» **WHAT THE TASK REQUIRES**
Write out, please, each line from the one containing "Convert this screenshot" to the final line of the data, both included, exactly and without pictures.

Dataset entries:
┄┄┄┄┄┄

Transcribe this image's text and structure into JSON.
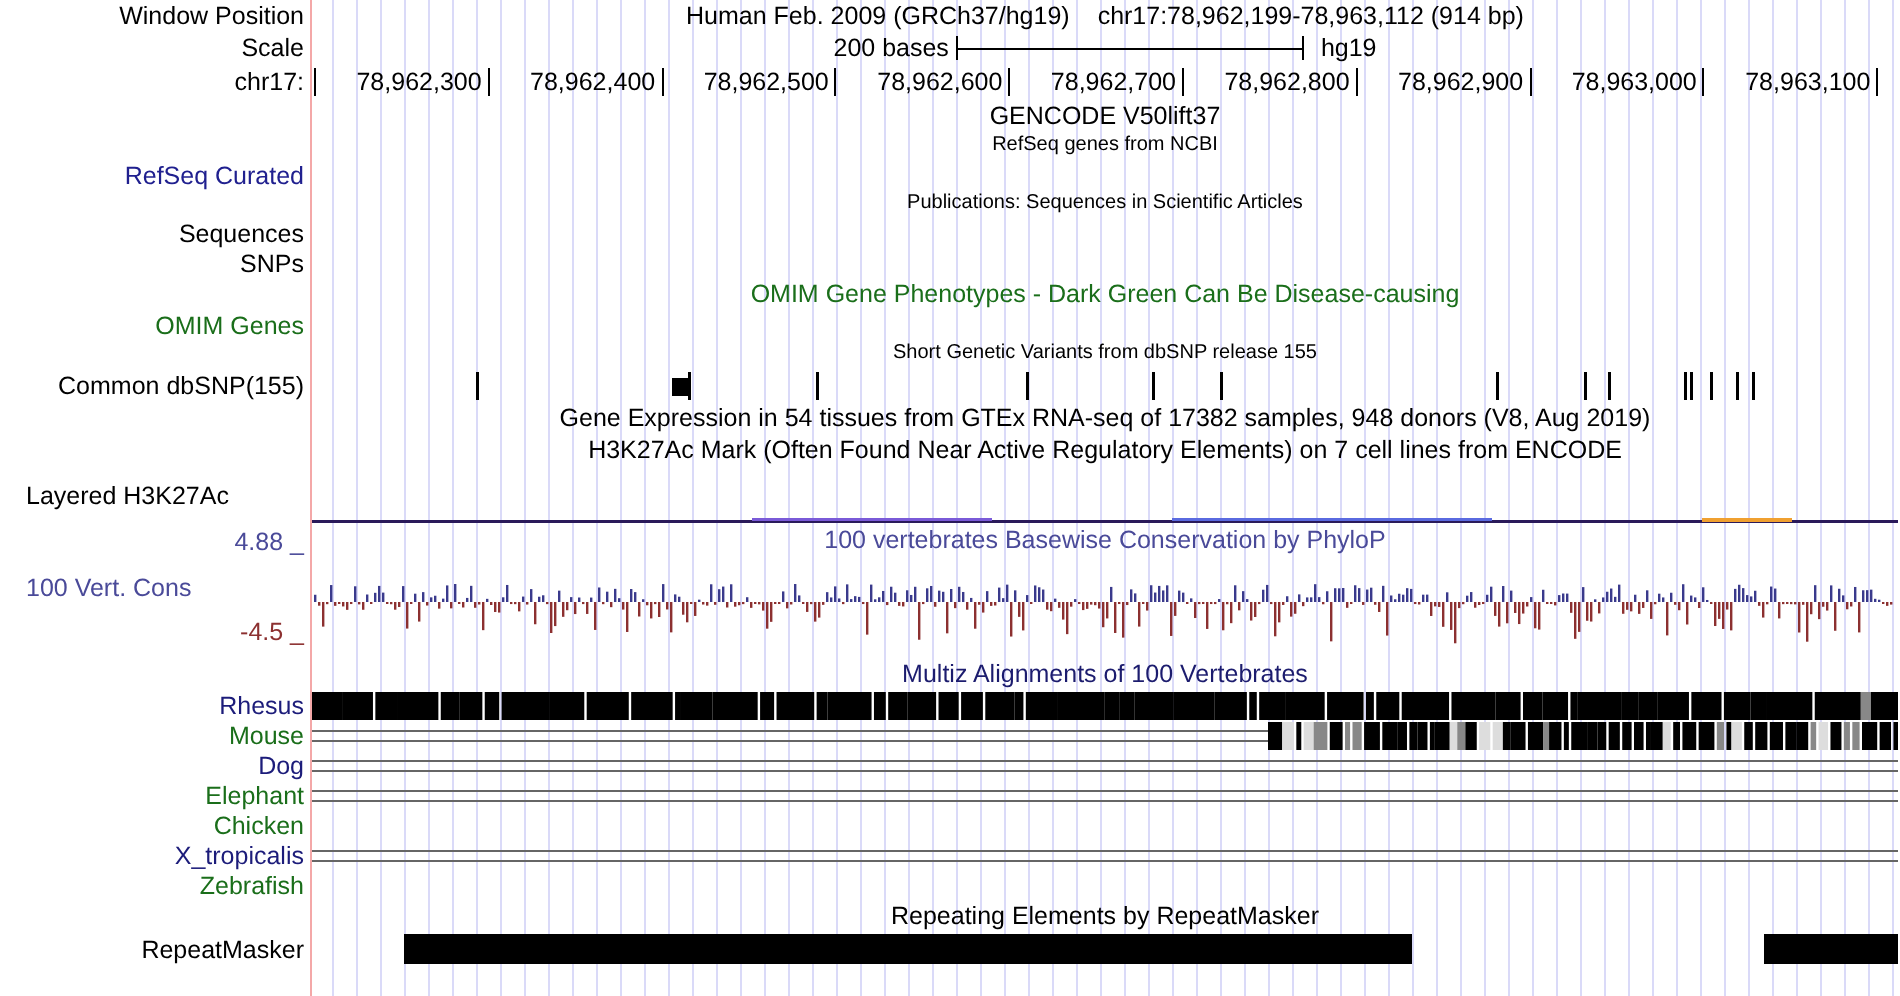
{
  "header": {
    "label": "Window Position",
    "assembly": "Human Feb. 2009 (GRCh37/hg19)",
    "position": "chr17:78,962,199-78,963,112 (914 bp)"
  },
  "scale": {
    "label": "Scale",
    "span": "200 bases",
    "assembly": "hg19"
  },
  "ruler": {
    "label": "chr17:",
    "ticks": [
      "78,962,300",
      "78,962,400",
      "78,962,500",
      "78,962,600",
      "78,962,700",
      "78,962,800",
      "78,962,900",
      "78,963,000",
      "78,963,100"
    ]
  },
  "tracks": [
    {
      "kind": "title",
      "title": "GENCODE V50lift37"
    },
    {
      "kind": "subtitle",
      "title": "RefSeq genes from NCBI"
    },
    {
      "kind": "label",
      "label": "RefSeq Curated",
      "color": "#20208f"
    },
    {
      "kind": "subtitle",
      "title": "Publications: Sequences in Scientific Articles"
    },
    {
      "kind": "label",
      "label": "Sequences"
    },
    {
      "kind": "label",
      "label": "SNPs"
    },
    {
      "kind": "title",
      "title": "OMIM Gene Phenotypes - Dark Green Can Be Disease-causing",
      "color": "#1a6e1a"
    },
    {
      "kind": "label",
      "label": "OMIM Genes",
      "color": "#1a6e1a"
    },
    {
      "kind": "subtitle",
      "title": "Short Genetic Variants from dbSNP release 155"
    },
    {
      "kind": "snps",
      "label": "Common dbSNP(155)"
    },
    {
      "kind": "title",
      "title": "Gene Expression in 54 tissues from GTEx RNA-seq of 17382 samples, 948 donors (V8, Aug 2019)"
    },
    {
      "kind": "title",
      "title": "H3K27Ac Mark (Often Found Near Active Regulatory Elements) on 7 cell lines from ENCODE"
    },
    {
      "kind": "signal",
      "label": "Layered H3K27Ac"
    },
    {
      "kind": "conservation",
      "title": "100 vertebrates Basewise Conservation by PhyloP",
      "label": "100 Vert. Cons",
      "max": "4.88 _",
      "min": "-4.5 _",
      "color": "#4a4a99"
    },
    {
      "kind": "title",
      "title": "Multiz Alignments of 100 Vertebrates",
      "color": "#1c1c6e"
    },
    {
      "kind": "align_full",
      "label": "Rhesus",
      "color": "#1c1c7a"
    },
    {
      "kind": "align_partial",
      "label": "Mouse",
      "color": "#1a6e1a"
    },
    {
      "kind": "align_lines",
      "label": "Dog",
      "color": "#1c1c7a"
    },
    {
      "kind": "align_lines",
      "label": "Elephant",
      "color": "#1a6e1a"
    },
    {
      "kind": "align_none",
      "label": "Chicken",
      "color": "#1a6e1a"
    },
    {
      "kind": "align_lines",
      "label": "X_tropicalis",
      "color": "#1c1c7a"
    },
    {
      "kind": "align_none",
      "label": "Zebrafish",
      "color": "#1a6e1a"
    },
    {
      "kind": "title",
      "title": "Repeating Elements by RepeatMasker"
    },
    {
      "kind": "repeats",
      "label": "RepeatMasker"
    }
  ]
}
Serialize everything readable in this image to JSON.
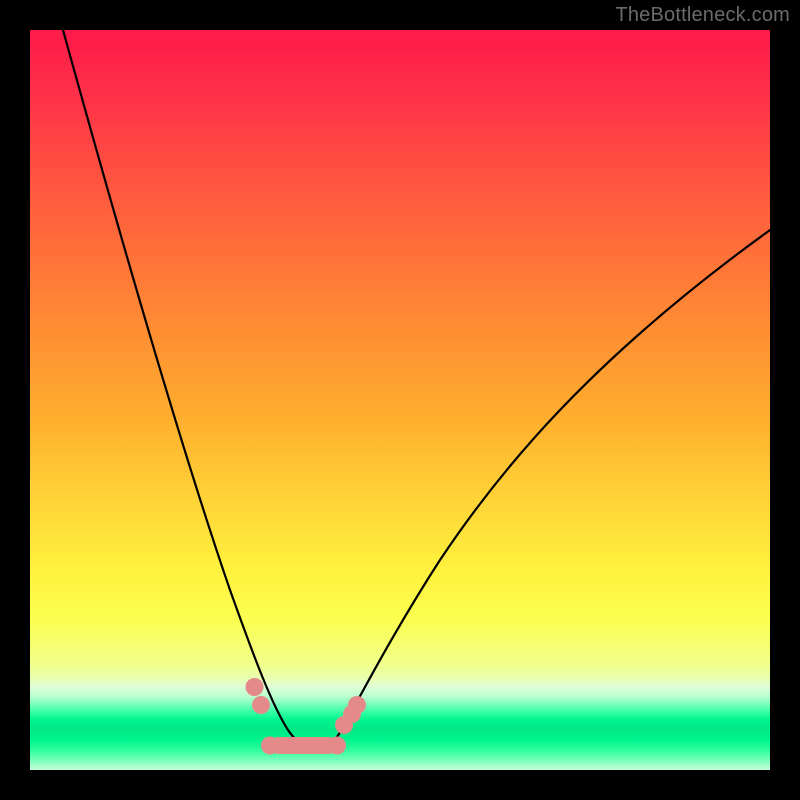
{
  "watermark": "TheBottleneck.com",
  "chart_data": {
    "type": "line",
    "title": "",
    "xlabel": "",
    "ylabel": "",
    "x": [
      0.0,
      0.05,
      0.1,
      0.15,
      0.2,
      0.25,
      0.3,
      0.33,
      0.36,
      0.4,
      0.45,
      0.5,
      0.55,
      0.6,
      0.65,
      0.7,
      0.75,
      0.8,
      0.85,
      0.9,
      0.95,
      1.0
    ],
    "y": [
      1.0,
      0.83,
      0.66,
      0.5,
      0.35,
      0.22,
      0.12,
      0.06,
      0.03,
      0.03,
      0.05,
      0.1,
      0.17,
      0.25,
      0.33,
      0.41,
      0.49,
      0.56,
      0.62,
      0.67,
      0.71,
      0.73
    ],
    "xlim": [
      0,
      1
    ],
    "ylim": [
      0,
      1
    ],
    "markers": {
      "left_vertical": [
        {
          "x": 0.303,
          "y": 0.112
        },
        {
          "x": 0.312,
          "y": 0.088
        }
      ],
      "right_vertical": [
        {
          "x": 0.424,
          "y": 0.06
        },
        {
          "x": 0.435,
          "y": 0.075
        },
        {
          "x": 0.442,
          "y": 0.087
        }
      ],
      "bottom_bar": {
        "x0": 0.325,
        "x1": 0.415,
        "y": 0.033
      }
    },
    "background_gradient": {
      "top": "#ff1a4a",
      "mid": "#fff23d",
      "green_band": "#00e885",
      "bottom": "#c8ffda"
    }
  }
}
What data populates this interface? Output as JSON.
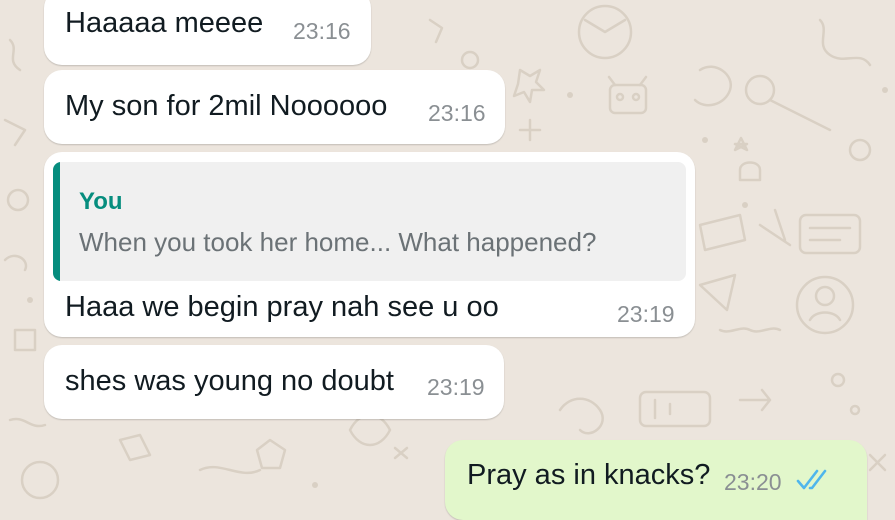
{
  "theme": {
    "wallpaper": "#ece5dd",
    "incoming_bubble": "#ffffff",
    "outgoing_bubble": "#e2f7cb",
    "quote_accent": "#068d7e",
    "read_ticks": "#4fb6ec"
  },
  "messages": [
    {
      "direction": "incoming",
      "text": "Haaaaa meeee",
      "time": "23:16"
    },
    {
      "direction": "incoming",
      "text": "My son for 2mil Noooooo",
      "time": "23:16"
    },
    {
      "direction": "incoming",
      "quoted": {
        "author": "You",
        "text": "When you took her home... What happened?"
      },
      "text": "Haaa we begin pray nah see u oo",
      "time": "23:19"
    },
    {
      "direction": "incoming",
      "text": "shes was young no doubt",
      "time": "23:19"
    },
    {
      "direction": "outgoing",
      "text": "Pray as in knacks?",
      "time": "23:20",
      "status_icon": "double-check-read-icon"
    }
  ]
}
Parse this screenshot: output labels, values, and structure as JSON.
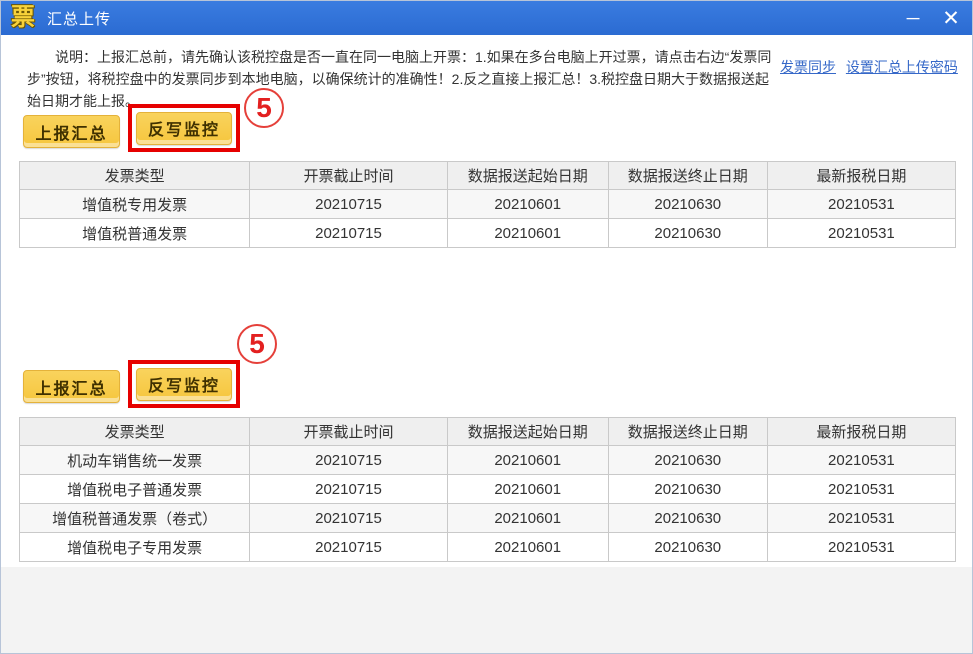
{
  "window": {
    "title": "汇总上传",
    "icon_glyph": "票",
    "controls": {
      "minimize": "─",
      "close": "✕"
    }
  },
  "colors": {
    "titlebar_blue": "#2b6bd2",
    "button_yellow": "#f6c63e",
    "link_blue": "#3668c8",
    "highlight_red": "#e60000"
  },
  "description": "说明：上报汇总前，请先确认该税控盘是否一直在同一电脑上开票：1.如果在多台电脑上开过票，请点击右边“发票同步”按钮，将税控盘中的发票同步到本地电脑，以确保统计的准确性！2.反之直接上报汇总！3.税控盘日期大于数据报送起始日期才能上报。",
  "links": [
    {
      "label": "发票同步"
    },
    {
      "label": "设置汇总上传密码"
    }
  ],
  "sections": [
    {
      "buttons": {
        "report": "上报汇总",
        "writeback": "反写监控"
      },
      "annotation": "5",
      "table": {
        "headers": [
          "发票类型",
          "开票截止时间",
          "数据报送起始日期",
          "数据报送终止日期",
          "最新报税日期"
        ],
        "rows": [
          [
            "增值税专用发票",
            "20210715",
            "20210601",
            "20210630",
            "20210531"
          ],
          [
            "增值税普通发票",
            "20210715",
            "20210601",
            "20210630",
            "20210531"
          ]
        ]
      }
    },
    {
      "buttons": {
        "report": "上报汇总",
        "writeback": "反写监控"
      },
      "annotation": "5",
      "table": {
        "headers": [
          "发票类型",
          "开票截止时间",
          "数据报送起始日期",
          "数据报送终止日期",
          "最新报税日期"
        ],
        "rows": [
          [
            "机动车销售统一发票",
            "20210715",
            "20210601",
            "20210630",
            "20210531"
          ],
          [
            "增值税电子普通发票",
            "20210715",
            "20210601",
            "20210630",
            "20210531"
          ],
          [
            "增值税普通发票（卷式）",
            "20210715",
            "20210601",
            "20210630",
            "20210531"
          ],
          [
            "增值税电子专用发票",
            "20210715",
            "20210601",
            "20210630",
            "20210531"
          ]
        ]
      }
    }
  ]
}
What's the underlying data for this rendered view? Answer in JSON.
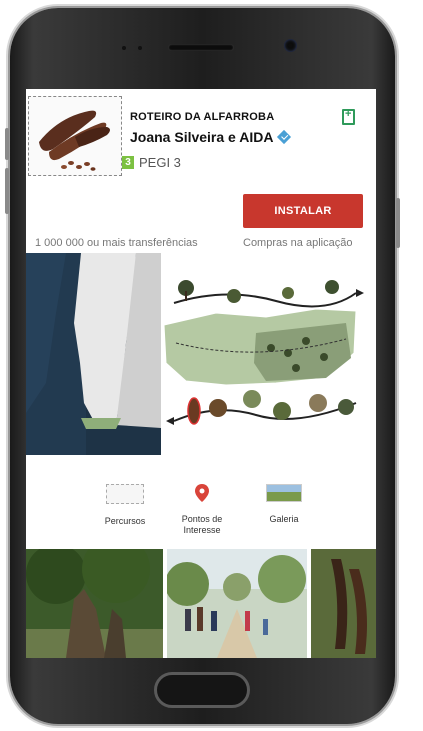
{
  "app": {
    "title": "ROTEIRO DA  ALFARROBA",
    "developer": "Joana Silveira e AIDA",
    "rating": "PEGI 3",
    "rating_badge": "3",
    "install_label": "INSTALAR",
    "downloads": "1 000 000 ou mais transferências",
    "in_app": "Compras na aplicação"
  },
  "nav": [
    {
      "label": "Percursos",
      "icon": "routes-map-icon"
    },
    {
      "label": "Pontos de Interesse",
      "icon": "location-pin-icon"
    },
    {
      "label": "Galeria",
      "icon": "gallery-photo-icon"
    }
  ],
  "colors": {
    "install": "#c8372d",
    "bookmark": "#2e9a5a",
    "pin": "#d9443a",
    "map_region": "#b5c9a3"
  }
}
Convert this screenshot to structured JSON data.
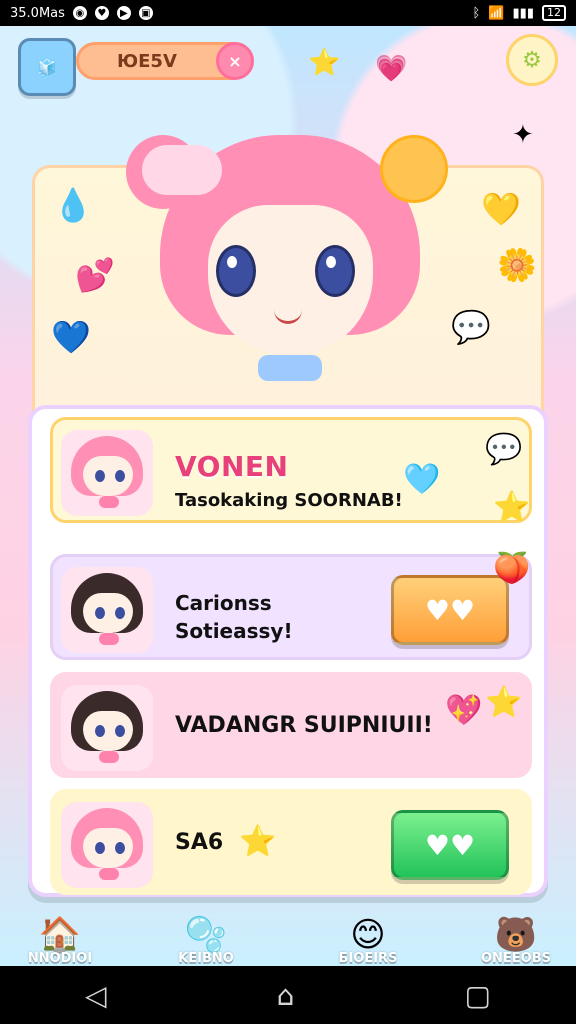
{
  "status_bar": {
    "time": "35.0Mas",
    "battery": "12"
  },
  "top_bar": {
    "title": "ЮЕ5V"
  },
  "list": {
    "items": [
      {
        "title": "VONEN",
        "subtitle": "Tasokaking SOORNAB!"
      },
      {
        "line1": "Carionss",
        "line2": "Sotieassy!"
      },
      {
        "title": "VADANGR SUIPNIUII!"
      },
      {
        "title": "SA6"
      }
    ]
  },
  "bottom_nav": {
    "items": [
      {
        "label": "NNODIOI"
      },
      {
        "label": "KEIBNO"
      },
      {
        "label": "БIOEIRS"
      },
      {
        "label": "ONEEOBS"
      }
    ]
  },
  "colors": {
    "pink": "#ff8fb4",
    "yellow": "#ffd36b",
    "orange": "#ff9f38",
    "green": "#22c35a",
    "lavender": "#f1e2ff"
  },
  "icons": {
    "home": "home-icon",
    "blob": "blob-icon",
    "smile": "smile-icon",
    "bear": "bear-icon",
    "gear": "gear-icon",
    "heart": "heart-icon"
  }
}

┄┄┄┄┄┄

» **FINAL ANSWER**
Convert this screenshot to structured JSON data.
{
  "status_bar": {
    "time": "35.0Mas",
    "battery": "12"
  },
  "top_bar": {
    "title": "ЮЕ5V"
  },
  "list": {
    "items": [
      {
        "title": "VONEN",
        "subtitle": "Tasokaking SOORNAB!"
      },
      {
        "line1": "Carionss",
        "line2": "Sotieassy!"
      },
      {
        "title": "VADANGR SUIPNIUII!"
      },
      {
        "title": "SA6"
      }
    ]
  },
  "bottom_nav": {
    "items": [
      {
        "label": "NNODIOI"
      },
      {
        "label": "KEIBNO"
      },
      {
        "label": "БIOEIRS"
      },
      {
        "label": "ONEEOBS"
      }
    ]
  },
  "colors": {
    "pink": "#ff8fb4",
    "yellow": "#ffd36b",
    "orange": "#ff9f38",
    "green": "#22c35a",
    "lavender": "#f1e2ff"
  },
  "icons": {
    "home": "home-icon",
    "blob": "blob-icon",
    "smile": "smile-icon",
    "bear": "bear-icon",
    "gear": "gear-icon",
    "heart": "heart-icon"
  }
}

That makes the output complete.